curly dock left, burdock right

Dock, curly (left) and burdock (right), (Rumex crispus). Photo: Betty Marose

Updated: April 16, 2021

Life cycle 

Perennial emerges from large yellowish taproot; also grows from seed.

Growth habit 

Basal rosettes of 6-12 in. long leaves.

immature dock
Immature dock foliage


Flowering stalks (right) grow up to 3 ft. tall and green, turning rusty brown, persisting through winter; seeds remain viable in soil up to 80 years; can produce from 100 - 60,000 seeds per plant.

dock in flower
Dock in flower

Conditions that favor growth

Nutrient rich, heavy damp soils; adapts to dry, poor soils.

Management in lawns

Cultural lawn care practices

Maintain healthy, dense turf that can compete and prevent weed establishment.

Mechanical management

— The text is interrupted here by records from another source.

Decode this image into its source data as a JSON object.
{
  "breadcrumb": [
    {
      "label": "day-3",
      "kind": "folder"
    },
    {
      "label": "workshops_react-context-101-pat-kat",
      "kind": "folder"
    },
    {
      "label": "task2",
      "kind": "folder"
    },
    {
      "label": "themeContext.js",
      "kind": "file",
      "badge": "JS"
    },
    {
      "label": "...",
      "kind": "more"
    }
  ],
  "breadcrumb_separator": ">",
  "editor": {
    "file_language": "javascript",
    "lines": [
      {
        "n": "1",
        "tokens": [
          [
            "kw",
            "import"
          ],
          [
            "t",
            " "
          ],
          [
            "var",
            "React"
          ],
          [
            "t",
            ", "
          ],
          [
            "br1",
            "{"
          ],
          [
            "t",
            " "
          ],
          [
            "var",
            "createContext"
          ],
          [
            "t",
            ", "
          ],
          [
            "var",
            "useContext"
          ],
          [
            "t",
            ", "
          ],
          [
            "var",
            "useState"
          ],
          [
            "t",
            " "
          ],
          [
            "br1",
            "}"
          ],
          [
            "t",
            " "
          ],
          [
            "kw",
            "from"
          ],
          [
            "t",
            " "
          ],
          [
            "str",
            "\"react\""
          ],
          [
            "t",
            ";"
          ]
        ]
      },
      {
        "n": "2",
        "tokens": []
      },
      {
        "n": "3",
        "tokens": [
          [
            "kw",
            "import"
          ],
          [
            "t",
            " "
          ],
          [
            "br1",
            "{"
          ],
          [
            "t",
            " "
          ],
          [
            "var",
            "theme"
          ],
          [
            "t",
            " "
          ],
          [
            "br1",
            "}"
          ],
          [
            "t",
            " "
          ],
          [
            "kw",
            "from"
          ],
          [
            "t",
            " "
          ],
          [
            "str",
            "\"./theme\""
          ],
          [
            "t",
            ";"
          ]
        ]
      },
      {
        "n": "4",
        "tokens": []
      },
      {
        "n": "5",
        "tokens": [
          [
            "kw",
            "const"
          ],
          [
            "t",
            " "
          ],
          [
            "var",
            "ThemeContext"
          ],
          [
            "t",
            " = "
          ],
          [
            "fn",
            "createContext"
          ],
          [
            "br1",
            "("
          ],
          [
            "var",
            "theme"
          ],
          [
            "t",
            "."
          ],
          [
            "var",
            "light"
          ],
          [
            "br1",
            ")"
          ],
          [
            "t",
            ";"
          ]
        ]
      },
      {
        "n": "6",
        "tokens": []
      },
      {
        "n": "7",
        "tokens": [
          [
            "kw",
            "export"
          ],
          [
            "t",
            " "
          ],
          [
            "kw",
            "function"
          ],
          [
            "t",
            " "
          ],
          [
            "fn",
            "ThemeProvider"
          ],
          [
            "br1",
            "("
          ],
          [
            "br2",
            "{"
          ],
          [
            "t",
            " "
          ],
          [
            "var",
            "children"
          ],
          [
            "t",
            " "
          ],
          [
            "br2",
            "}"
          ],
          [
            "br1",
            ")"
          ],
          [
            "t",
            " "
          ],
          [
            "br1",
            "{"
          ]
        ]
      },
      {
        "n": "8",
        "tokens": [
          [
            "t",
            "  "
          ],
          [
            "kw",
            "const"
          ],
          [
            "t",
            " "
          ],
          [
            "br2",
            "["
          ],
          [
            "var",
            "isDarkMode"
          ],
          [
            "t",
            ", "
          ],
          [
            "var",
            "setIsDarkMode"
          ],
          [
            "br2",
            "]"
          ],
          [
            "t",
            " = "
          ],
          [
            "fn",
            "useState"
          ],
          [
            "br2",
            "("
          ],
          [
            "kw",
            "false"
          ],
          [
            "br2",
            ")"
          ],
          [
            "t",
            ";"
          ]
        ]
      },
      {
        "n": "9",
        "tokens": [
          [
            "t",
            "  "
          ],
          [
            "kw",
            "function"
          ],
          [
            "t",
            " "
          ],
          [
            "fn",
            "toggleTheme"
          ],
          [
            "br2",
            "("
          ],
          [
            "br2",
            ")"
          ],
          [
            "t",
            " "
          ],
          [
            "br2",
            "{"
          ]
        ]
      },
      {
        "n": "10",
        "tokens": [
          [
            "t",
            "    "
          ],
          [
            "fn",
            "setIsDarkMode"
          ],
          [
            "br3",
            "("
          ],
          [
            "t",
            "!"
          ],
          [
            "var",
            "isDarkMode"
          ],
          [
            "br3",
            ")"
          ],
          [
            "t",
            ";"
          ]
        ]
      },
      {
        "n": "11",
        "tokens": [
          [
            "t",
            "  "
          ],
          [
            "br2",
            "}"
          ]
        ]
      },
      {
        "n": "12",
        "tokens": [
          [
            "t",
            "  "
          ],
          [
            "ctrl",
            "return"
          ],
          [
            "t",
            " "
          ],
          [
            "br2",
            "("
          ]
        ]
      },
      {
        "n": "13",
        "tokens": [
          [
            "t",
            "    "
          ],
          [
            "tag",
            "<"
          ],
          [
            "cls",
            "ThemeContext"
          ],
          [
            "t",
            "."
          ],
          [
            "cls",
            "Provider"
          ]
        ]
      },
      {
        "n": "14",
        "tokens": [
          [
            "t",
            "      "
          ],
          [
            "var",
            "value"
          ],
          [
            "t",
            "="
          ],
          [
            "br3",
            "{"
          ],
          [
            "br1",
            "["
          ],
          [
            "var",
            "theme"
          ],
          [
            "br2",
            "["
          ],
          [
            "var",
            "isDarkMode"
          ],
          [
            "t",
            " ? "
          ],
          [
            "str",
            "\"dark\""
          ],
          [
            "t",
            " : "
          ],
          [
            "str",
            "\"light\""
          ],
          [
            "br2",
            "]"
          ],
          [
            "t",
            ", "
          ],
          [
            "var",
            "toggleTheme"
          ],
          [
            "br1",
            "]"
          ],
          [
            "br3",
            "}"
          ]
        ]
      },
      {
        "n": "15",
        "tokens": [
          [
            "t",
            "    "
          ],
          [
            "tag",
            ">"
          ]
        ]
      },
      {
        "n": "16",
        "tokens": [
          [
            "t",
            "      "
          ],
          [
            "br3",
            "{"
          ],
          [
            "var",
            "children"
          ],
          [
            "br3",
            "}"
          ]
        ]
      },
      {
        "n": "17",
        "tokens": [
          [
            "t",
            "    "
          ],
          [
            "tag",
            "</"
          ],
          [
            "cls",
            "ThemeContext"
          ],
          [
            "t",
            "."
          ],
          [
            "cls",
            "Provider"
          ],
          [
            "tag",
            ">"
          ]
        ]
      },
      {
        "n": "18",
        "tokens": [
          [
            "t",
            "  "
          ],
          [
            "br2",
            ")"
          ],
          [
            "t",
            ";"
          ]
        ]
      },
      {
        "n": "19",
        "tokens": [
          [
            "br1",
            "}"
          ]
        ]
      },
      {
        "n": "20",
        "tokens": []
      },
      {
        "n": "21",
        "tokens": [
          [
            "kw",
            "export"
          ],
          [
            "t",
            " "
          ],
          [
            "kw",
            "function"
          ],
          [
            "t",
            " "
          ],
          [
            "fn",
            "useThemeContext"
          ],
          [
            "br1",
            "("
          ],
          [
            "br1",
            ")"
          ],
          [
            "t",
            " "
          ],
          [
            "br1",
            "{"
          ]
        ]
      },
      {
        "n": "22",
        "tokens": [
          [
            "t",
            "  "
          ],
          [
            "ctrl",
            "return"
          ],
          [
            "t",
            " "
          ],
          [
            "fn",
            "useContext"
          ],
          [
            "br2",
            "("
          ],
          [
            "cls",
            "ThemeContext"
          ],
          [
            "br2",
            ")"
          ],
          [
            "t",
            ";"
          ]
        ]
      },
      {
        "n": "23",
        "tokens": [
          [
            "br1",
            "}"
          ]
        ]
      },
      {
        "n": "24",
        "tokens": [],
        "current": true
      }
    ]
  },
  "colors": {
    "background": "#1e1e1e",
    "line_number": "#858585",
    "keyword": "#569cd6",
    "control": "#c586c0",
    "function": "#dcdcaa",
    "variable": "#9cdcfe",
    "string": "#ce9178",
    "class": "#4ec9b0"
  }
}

Hand pulling or using an appropriate weeding tool are the primary means of mechanical weed control in lawns. This is a viable option at the beginning of an infestation and on young weeds. Hand pulling when the soil is moist makes the task easier. Weeds with tap roots like dandelions or have a basal rosette (leaves clustered close to the ground) like plantain are easier to pull than weeds such as Bermudagrass (wiregrass) or creeping Charlie (ground ivy) that spread with stolons or creeping stems that root along the ground.

Chemical treatment in lawns

*Do not spray herbicides containing dicamba over the root zone of trees and shrubs. Roots can absorb the product possibly causing plant damage. Refer to the product label for precautions.